(Dataset rows describing interfaces)
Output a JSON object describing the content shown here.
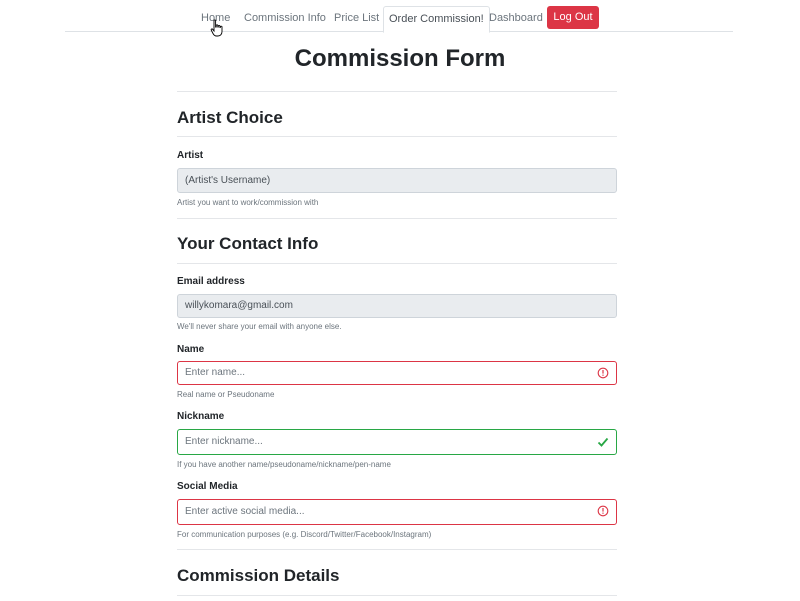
{
  "nav": {
    "links": [
      "Home",
      "Commission Info",
      "Price List",
      "Order Commission!",
      "Dashboard"
    ],
    "logout_label": "Log Out",
    "logout_color": "#dc3545"
  },
  "page_title": "Commission Form",
  "artist_section": {
    "heading": "Artist Choice",
    "artist_label": "Artist",
    "artist_value": "(Artist's Username)",
    "artist_help": "Artist you want to work/commission with"
  },
  "contact_section": {
    "heading": "Your Contact Info",
    "email_label": "Email address",
    "email_value": "willykomara@gmail.com",
    "email_help": "We'll never share your email with anyone else.",
    "name_label": "Name",
    "name_placeholder": "Enter name...",
    "name_help": "Real name or Pseudoname",
    "nickname_label": "Nickname",
    "nickname_placeholder": "Enter nickname...",
    "nickname_help": "If you have another name/pseudoname/nickname/pen-name",
    "social_label": "Social Media",
    "social_placeholder": "Enter active social media...",
    "social_help": "For communication purposes (e.g. Discord/Twitter/Facebook/Instagram)"
  },
  "details_section": {
    "heading": "Commission Details"
  },
  "colors": {
    "invalid": "#dc3545",
    "valid": "#28a745"
  }
}
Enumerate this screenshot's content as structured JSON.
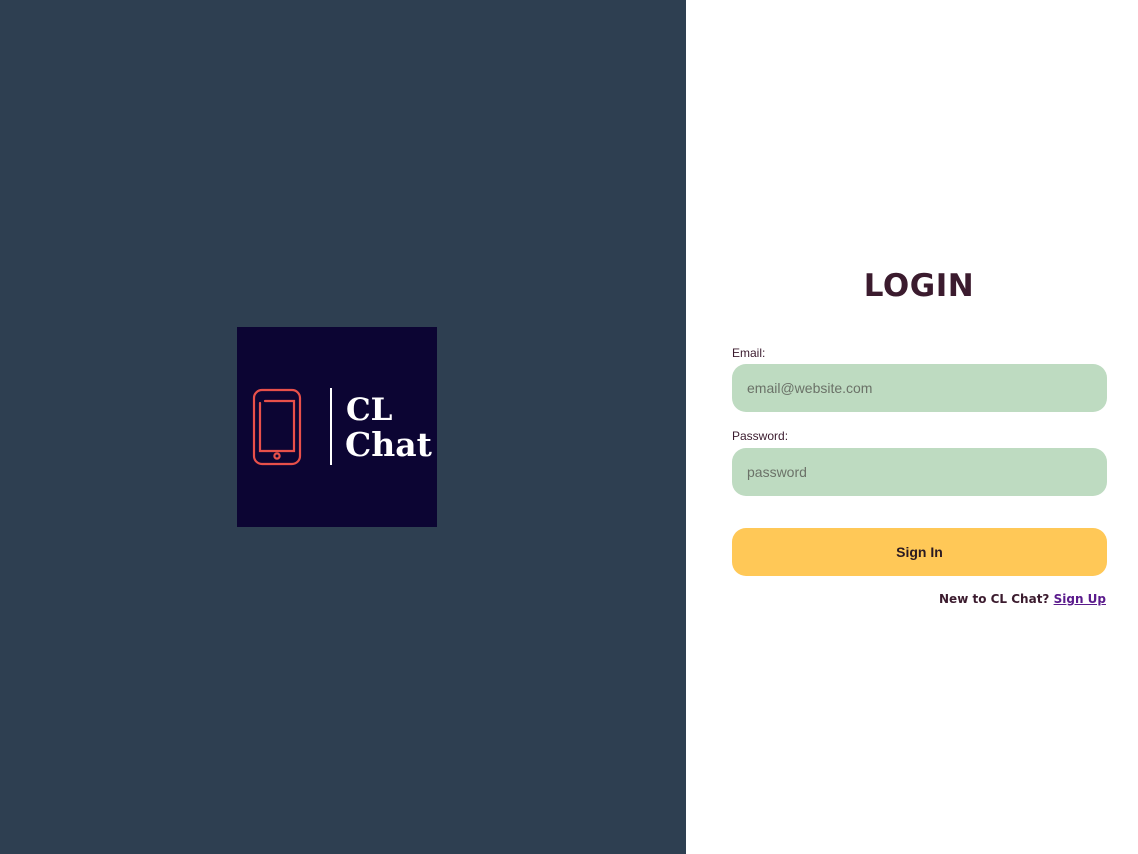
{
  "logo": {
    "line1": "CL",
    "line2": "Chat",
    "icon": "phone-icon",
    "background_color": "#0c0533",
    "icon_color": "#e8504a"
  },
  "login": {
    "title": "LOGIN",
    "email_label": "Email:",
    "email_placeholder": "email@website.com",
    "email_value": "",
    "password_label": "Password:",
    "password_placeholder": "password",
    "password_value": "",
    "signin_label": "Sign In",
    "signup_prompt": "New to CL Chat?",
    "signup_link": "Sign Up"
  },
  "colors": {
    "left_pane": "#2e3f51",
    "input_background": "#bedbc1",
    "button_background": "#ffc857",
    "title_color": "#3b1b2e",
    "link_color": "#5a1a8c"
  }
}
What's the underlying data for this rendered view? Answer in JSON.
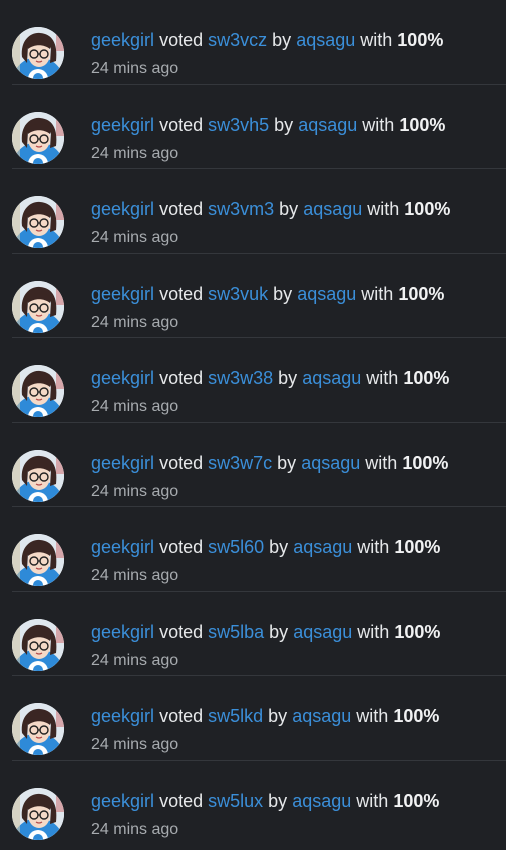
{
  "activity": {
    "items": [
      {
        "voter": "geekgirl",
        "action": "voted",
        "post": "sw3vcz",
        "by_word": "by",
        "author": "aqsagu",
        "with_word": "with",
        "weight": "100%",
        "time": "24 mins ago"
      },
      {
        "voter": "geekgirl",
        "action": "voted",
        "post": "sw3vh5",
        "by_word": "by",
        "author": "aqsagu",
        "with_word": "with",
        "weight": "100%",
        "time": "24 mins ago"
      },
      {
        "voter": "geekgirl",
        "action": "voted",
        "post": "sw3vm3",
        "by_word": "by",
        "author": "aqsagu",
        "with_word": "with",
        "weight": "100%",
        "time": "24 mins ago"
      },
      {
        "voter": "geekgirl",
        "action": "voted",
        "post": "sw3vuk",
        "by_word": "by",
        "author": "aqsagu",
        "with_word": "with",
        "weight": "100%",
        "time": "24 mins ago"
      },
      {
        "voter": "geekgirl",
        "action": "voted",
        "post": "sw3w38",
        "by_word": "by",
        "author": "aqsagu",
        "with_word": "with",
        "weight": "100%",
        "time": "24 mins ago"
      },
      {
        "voter": "geekgirl",
        "action": "voted",
        "post": "sw3w7c",
        "by_word": "by",
        "author": "aqsagu",
        "with_word": "with",
        "weight": "100%",
        "time": "24 mins ago"
      },
      {
        "voter": "geekgirl",
        "action": "voted",
        "post": "sw5l60",
        "by_word": "by",
        "author": "aqsagu",
        "with_word": "with",
        "weight": "100%",
        "time": "24 mins ago"
      },
      {
        "voter": "geekgirl",
        "action": "voted",
        "post": "sw5lba",
        "by_word": "by",
        "author": "aqsagu",
        "with_word": "with",
        "weight": "100%",
        "time": "24 mins ago"
      },
      {
        "voter": "geekgirl",
        "action": "voted",
        "post": "sw5lkd",
        "by_word": "by",
        "author": "aqsagu",
        "with_word": "with",
        "weight": "100%",
        "time": "24 mins ago"
      },
      {
        "voter": "geekgirl",
        "action": "voted",
        "post": "sw5lux",
        "by_word": "by",
        "author": "aqsagu",
        "with_word": "with",
        "weight": "100%",
        "time": "24 mins ago"
      }
    ]
  }
}
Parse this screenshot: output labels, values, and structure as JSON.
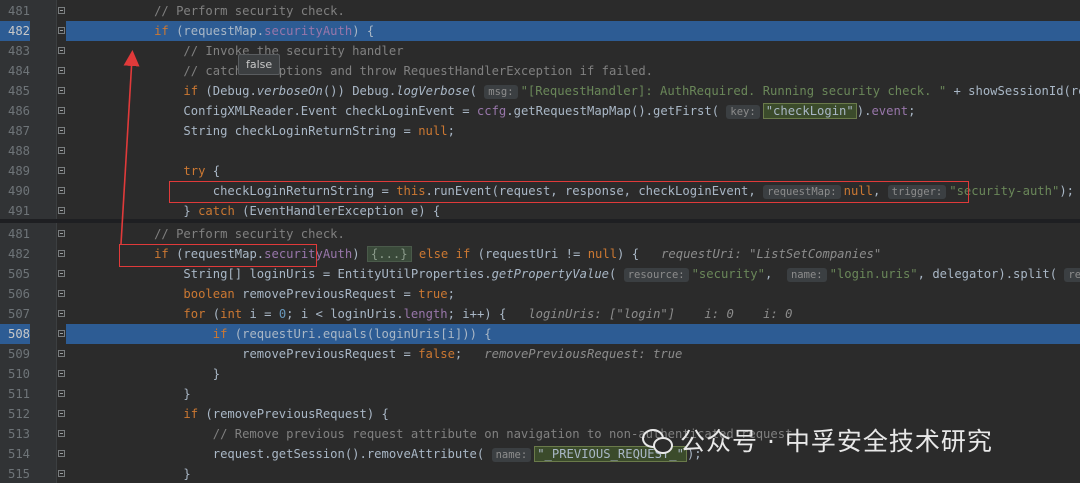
{
  "top_pane": {
    "lines": [
      {
        "n": "481",
        "tokens": [
          [
            "ind",
            "            "
          ],
          [
            "cm",
            "// Perform security check."
          ]
        ]
      },
      {
        "n": "482",
        "hl": true,
        "tokens": [
          [
            "ind",
            "            "
          ],
          [
            "kw",
            "if "
          ],
          [
            "",
            "("
          ],
          [
            "",
            "requestMap"
          ],
          [
            "",
            "."
          ],
          [
            "fld",
            "securityAuth"
          ],
          [
            "",
            ") {"
          ]
        ]
      },
      {
        "n": "483",
        "tokens": [
          [
            "ind",
            "                "
          ],
          [
            "cm",
            "// Invoke the security handler"
          ]
        ]
      },
      {
        "n": "484",
        "tokens": [
          [
            "ind",
            "                "
          ],
          [
            "cm",
            "// catch exceptions and throw RequestHandlerException if failed."
          ]
        ]
      },
      {
        "n": "485",
        "tokens": [
          [
            "ind",
            "                "
          ],
          [
            "kw",
            "if "
          ],
          [
            "",
            "(Debug."
          ],
          [
            "it",
            "verboseOn"
          ],
          [
            "",
            "()) Debug."
          ],
          [
            "it",
            "logVerbose"
          ],
          [
            "",
            "( "
          ],
          [
            "hint",
            "msg:"
          ],
          [
            "str",
            "\"[RequestHandler]: AuthRequired. Running security check. \""
          ],
          [
            "",
            " + showSessionId(request), "
          ],
          [
            "fld it",
            "module"
          ],
          [
            "",
            ");"
          ]
        ]
      },
      {
        "n": "486",
        "tokens": [
          [
            "ind",
            "                "
          ],
          [
            "",
            "ConfigXMLReader.Event checkLoginEvent = "
          ],
          [
            "fld",
            "ccfg"
          ],
          [
            "",
            ".getRequestMapMap().getFirst( "
          ],
          [
            "hint",
            "key:"
          ],
          [
            "strhl",
            "\"checkLogin\""
          ],
          [
            "",
            ")."
          ],
          [
            "fld",
            "event"
          ],
          [
            "",
            ";"
          ]
        ]
      },
      {
        "n": "487",
        "tokens": [
          [
            "ind",
            "                "
          ],
          [
            "",
            "String checkLoginReturnString = "
          ],
          [
            "kw",
            "null"
          ],
          [
            "",
            ";"
          ]
        ]
      },
      {
        "n": "488",
        "tokens": [
          [
            "",
            ""
          ]
        ]
      },
      {
        "n": "489",
        "tokens": [
          [
            "ind",
            "                "
          ],
          [
            "kw",
            "try "
          ],
          [
            "",
            "{"
          ]
        ]
      },
      {
        "n": "490",
        "tokens": [
          [
            "ind",
            "                    "
          ],
          [
            "",
            "checkLoginReturnString = "
          ],
          [
            "kw",
            "this"
          ],
          [
            "",
            ".runEvent(request, response, checkLoginEvent, "
          ],
          [
            "hint",
            "requestMap:"
          ],
          [
            "kw",
            "null"
          ],
          [
            "",
            ", "
          ],
          [
            "hint",
            "trigger:"
          ],
          [
            "str",
            "\"security-auth\""
          ],
          [
            "",
            ");"
          ]
        ]
      },
      {
        "n": "491",
        "tokens": [
          [
            "ind",
            "                "
          ],
          [
            "",
            "} "
          ],
          [
            "kw",
            "catch "
          ],
          [
            "",
            "(EventHandlerException e) {"
          ]
        ]
      }
    ]
  },
  "bottom_pane": {
    "lines": [
      {
        "n": "481",
        "tokens": [
          [
            "ind",
            "            "
          ],
          [
            "cm",
            "// Perform security check."
          ]
        ]
      },
      {
        "n": "482",
        "tokens": [
          [
            "ind",
            "            "
          ],
          [
            "kw",
            "if "
          ],
          [
            "",
            "(requestMap."
          ],
          [
            "fld",
            "securityAuth"
          ],
          [
            "",
            ") "
          ],
          [
            "fold-ph",
            "{...}"
          ],
          [
            "",
            " "
          ],
          [
            "kw",
            "else if "
          ],
          [
            "",
            "(requestUri != "
          ],
          [
            "kw",
            "null"
          ],
          [
            "",
            ") {   "
          ],
          [
            "inl",
            "requestUri: \"ListSetCompanies\""
          ]
        ]
      },
      {
        "n": "505",
        "tokens": [
          [
            "ind",
            "                "
          ],
          [
            "",
            "String[] loginUris = EntityUtilProperties."
          ],
          [
            "it",
            "getPropertyValue"
          ],
          [
            "",
            "( "
          ],
          [
            "hint",
            "resource:"
          ],
          [
            "str",
            "\"security\""
          ],
          [
            "",
            ",  "
          ],
          [
            "hint",
            "name:"
          ],
          [
            "str",
            "\"login.uris\""
          ],
          [
            "",
            ", delegator).split( "
          ],
          [
            "hint",
            "regex:"
          ],
          [
            "str",
            "\",\""
          ],
          [
            "",
            ");"
          ]
        ]
      },
      {
        "n": "506",
        "tokens": [
          [
            "ind",
            "                "
          ],
          [
            "kw",
            "boolean "
          ],
          [
            "",
            "removePreviousRequest = "
          ],
          [
            "kw",
            "true"
          ],
          [
            "",
            ";"
          ]
        ]
      },
      {
        "n": "507",
        "tokens": [
          [
            "ind",
            "                "
          ],
          [
            "kw",
            "for "
          ],
          [
            "",
            "("
          ],
          [
            "kw",
            "int "
          ],
          [
            "",
            "i = "
          ],
          [
            "num",
            "0"
          ],
          [
            "",
            "; i < loginUris."
          ],
          [
            "fld",
            "length"
          ],
          [
            "",
            "; i++) {   "
          ],
          [
            "inl",
            "loginUris: [\"login\"]    i: 0    i: 0"
          ]
        ]
      },
      {
        "n": "508",
        "hl": true,
        "tokens": [
          [
            "ind",
            "                    "
          ],
          [
            "kw",
            "if "
          ],
          [
            "",
            "(requestUri.equals(loginUris[i])) {"
          ]
        ]
      },
      {
        "n": "509",
        "tokens": [
          [
            "ind",
            "                        "
          ],
          [
            "",
            "removePreviousRequest = "
          ],
          [
            "kw",
            "false"
          ],
          [
            "",
            ";   "
          ],
          [
            "inl",
            "removePreviousRequest: true"
          ]
        ]
      },
      {
        "n": "510",
        "tokens": [
          [
            "ind",
            "                    "
          ],
          [
            "",
            "}"
          ]
        ]
      },
      {
        "n": "511",
        "tokens": [
          [
            "ind",
            "                "
          ],
          [
            "",
            "}"
          ]
        ]
      },
      {
        "n": "512",
        "tokens": [
          [
            "ind",
            "                "
          ],
          [
            "kw",
            "if "
          ],
          [
            "",
            "(removePreviousRequest) {"
          ]
        ]
      },
      {
        "n": "513",
        "tokens": [
          [
            "ind",
            "                    "
          ],
          [
            "cm",
            "// Remove previous request attribute on navigation to non-authenticated request"
          ]
        ]
      },
      {
        "n": "514",
        "tokens": [
          [
            "ind",
            "                    "
          ],
          [
            "",
            "request.getSession().removeAttribute( "
          ],
          [
            "hint",
            "name:"
          ],
          [
            "strhl",
            "\"_PREVIOUS_REQUEST_\""
          ],
          [
            "",
            ");"
          ]
        ]
      },
      {
        "n": "515",
        "tokens": [
          [
            "ind",
            "                "
          ],
          [
            "",
            "}"
          ]
        ]
      }
    ]
  },
  "tooltip": {
    "text": "false"
  },
  "watermark": {
    "text": "公众号 · 中孚安全技术研究"
  },
  "colors": {
    "highlight": "#2d5c94",
    "annotation": "#e03a3a",
    "keyword": "#cc7832",
    "string": "#6a8759",
    "comment": "#808080",
    "field": "#9876aa"
  }
}
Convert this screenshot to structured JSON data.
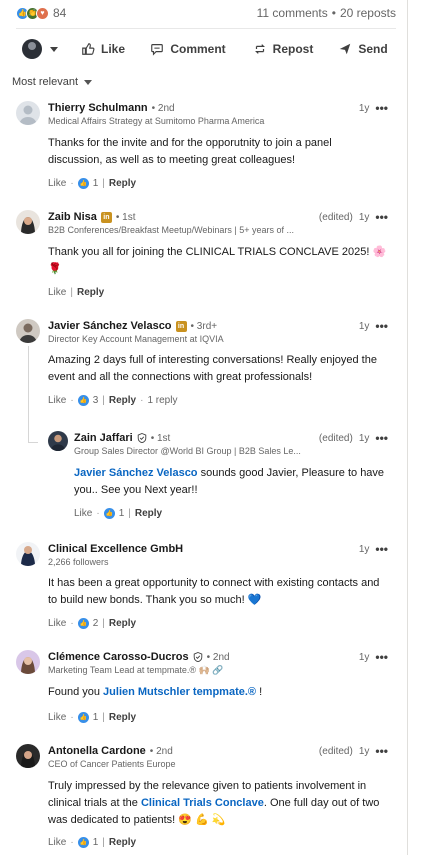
{
  "social": {
    "reaction_count": "84",
    "comments": "11 comments",
    "separator": "•",
    "reposts": "20 reposts"
  },
  "actions": {
    "like": "Like",
    "comment": "Comment",
    "repost": "Repost",
    "send": "Send"
  },
  "sort": {
    "label": "Most relevant"
  },
  "comments": [
    {
      "name": "Thierry Schulmann",
      "degree": "• 2nd",
      "headline": "Medical Affairs Strategy at Sumitomo Pharma America",
      "time": "1y",
      "more": "•••",
      "text": "Thanks for the invite and for the opporutnity to join a panel discussion, as well as to meeting great colleagues!",
      "like": "Like",
      "like_count": "1",
      "reply": "Reply"
    },
    {
      "name": "Zaib Nisa",
      "badge": "in",
      "degree": "• 1st",
      "headline": "B2B Conferences/Breakfast Meetup/Webinars | 5+ years of ...",
      "edited": "(edited)",
      "time": "1y",
      "more": "•••",
      "text": "Thank you all for joining the CLINICAL TRIALS CONCLAVE 2025! 🌸 🌹",
      "like": "Like",
      "reply": "Reply"
    },
    {
      "name": "Javier Sánchez Velasco",
      "badge": "in",
      "degree": "• 3rd+",
      "headline": "Director Key Account Management at IQVIA",
      "time": "1y",
      "more": "•••",
      "text": "Amazing 2 days full of interesting conversations! Really enjoyed the event and all the connections with great professionals!",
      "like": "Like",
      "like_count": "3",
      "reply": "Reply",
      "replies": "1 reply"
    },
    {
      "name": "Zain Jaffari",
      "degree": "• 1st",
      "headline": "Group Sales Director @World BI Group | B2B Sales Le...",
      "edited": "(edited)",
      "time": "1y",
      "more": "•••",
      "mention": "Javier Sánchez Velasco",
      "text": " sounds good Javier, Pleasure to have you.. See you Next year!!",
      "like": "Like",
      "like_count": "1",
      "reply": "Reply"
    },
    {
      "name": "Clinical Excellence GmbH",
      "headline": "2,266 followers",
      "time": "1y",
      "more": "•••",
      "text": "It has been a great opportunity to connect with existing contacts and to build new bonds. Thank you so much! 💙",
      "like": "Like",
      "like_count": "2",
      "reply": "Reply"
    },
    {
      "name": "Clémence Carosso-Ducros",
      "degree": "• 2nd",
      "headline": "Marketing Team Lead at tempmate.® 🙌🏼 🔗",
      "time": "1y",
      "more": "•••",
      "text_pre": "Found you ",
      "mention": "Julien Mutschler tempmate.®",
      "text": " !",
      "like": "Like",
      "like_count": "1",
      "reply": "Reply"
    },
    {
      "name": "Antonella Cardone",
      "degree": "• 2nd",
      "headline": "CEO of Cancer Patients Europe",
      "edited": "(edited)",
      "time": "1y",
      "more": "•••",
      "text_pre": "Truly impressed by the relevance given to patients involvement in clinical trials at the ",
      "mention": "Clinical Trials Conclave",
      "text": ". One full day out of two was dedicated to patients! 😍 💪 💫",
      "like": "Like",
      "like_count": "1",
      "reply": "Reply"
    }
  ],
  "colors": {
    "link": "#0a66c2",
    "like": "#378fe9",
    "muted": "#666666"
  }
}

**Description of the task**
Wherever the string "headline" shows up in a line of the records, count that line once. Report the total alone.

**Result of the task**
7